Directions for this task: Your copy should hold every record verbatim and none of the pictures.

[Entries from a dataset of interfaces]
━━━━━━━━━━━━━━━━━━━━
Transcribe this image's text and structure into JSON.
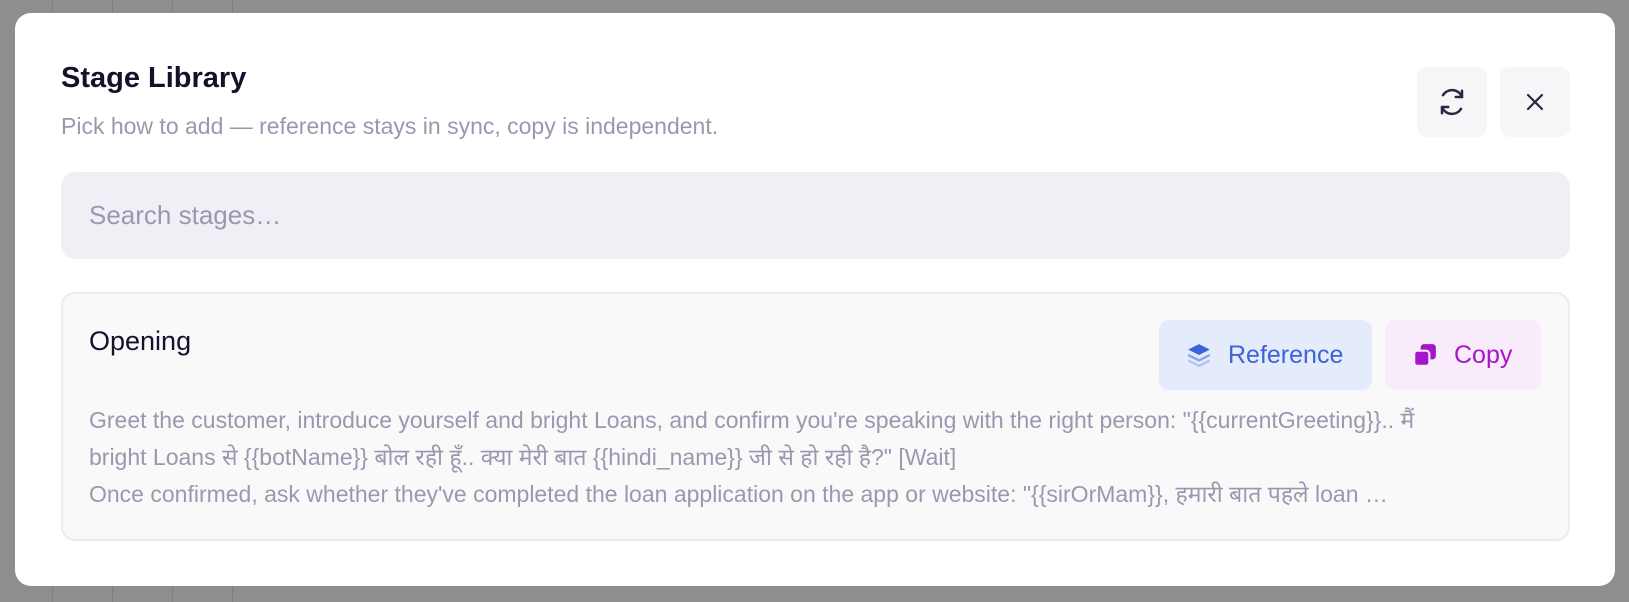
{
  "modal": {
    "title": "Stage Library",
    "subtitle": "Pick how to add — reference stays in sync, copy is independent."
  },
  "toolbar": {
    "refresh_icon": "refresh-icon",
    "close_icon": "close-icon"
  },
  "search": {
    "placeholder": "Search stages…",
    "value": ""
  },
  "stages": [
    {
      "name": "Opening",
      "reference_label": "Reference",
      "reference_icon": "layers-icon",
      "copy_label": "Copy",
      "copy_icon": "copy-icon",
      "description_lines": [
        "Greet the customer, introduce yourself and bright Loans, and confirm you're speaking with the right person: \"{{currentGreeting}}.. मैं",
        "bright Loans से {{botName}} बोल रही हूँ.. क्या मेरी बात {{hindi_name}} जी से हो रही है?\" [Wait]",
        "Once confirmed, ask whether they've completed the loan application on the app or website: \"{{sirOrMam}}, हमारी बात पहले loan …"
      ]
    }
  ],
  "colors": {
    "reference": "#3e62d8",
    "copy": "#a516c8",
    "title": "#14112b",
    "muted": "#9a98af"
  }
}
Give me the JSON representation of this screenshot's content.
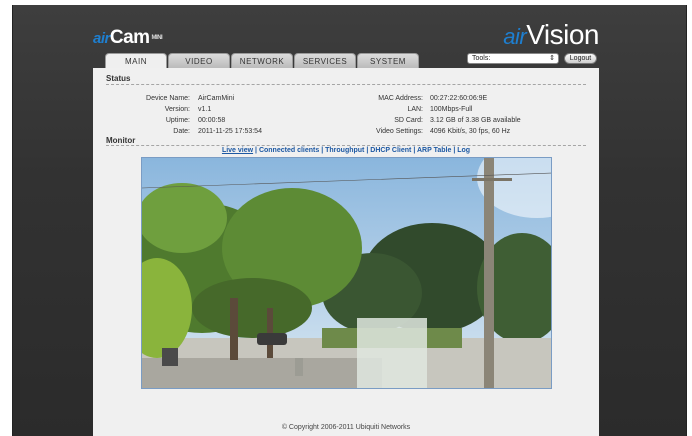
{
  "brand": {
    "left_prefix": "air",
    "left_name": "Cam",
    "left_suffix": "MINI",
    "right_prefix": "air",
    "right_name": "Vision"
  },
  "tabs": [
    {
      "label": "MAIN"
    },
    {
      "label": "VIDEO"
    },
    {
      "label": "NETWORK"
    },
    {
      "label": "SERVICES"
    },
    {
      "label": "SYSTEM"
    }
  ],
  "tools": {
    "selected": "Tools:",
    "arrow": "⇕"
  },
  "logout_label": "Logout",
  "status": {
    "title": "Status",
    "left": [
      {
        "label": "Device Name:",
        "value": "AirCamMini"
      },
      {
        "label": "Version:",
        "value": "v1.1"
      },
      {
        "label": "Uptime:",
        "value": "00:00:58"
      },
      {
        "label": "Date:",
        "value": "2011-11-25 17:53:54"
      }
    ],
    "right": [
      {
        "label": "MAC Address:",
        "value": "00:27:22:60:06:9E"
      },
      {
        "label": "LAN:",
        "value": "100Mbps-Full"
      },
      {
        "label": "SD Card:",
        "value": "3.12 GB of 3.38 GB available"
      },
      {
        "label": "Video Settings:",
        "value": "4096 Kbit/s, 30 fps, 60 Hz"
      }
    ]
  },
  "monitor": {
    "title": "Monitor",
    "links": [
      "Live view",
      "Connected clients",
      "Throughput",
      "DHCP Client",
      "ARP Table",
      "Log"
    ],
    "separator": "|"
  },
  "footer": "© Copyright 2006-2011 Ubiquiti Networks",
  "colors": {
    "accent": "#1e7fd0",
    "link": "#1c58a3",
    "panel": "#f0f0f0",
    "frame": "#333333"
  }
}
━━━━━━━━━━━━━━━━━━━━
Exercise solution:
Transcribe this image's text and structure into JSON.
{
  "modal": {
    "title": "Stage Library",
    "subtitle": "Pick how to add — reference stays in sync, copy is independent."
  },
  "toolbar": {
    "refresh_icon": "refresh-icon",
    "close_icon": "close-icon"
  },
  "search": {
    "placeholder": "Search stages…",
    "value": ""
  },
  "stages": [
    {
      "name": "Opening",
      "reference_label": "Reference",
      "reference_icon": "layers-icon",
      "copy_label": "Copy",
      "copy_icon": "copy-icon",
      "description_lines": [
        "Greet the customer, introduce yourself and bright Loans, and confirm you're speaking with the right person: \"{{currentGreeting}}.. मैं",
        "bright Loans से {{botName}} बोल रही हूँ.. क्या मेरी बात {{hindi_name}} जी से हो रही है?\" [Wait]",
        "Once confirmed, ask whether they've completed the loan application on the app or website: \"{{sirOrMam}}, हमारी बात पहले loan …"
      ]
    }
  ],
  "colors": {
    "reference": "#3e62d8",
    "copy": "#a516c8",
    "title": "#14112b",
    "muted": "#9a98af"
  }
}
Give me the JSON representation of this screenshot's content.
{
  "brand": {
    "left_prefix": "air",
    "left_name": "Cam",
    "left_suffix": "MINI",
    "right_prefix": "air",
    "right_name": "Vision"
  },
  "tabs": [
    {
      "label": "MAIN"
    },
    {
      "label": "VIDEO"
    },
    {
      "label": "NETWORK"
    },
    {
      "label": "SERVICES"
    },
    {
      "label": "SYSTEM"
    }
  ],
  "tools": {
    "selected": "Tools:",
    "arrow": "⇕"
  },
  "logout_label": "Logout",
  "status": {
    "title": "Status",
    "left": [
      {
        "label": "Device Name:",
        "value": "AirCamMini"
      },
      {
        "label": "Version:",
        "value": "v1.1"
      },
      {
        "label": "Uptime:",
        "value": "00:00:58"
      },
      {
        "label": "Date:",
        "value": "2011-11-25 17:53:54"
      }
    ],
    "right": [
      {
        "label": "MAC Address:",
        "value": "00:27:22:60:06:9E"
      },
      {
        "label": "LAN:",
        "value": "100Mbps-Full"
      },
      {
        "label": "SD Card:",
        "value": "3.12 GB of 3.38 GB available"
      },
      {
        "label": "Video Settings:",
        "value": "4096 Kbit/s, 30 fps, 60 Hz"
      }
    ]
  },
  "monitor": {
    "title": "Monitor",
    "links": [
      "Live view",
      "Connected clients",
      "Throughput",
      "DHCP Client",
      "ARP Table",
      "Log"
    ],
    "separator": "|"
  },
  "footer": "© Copyright 2006-2011 Ubiquiti Networks",
  "colors": {
    "accent": "#1e7fd0",
    "link": "#1c58a3",
    "panel": "#f0f0f0",
    "frame": "#333333"
  }
}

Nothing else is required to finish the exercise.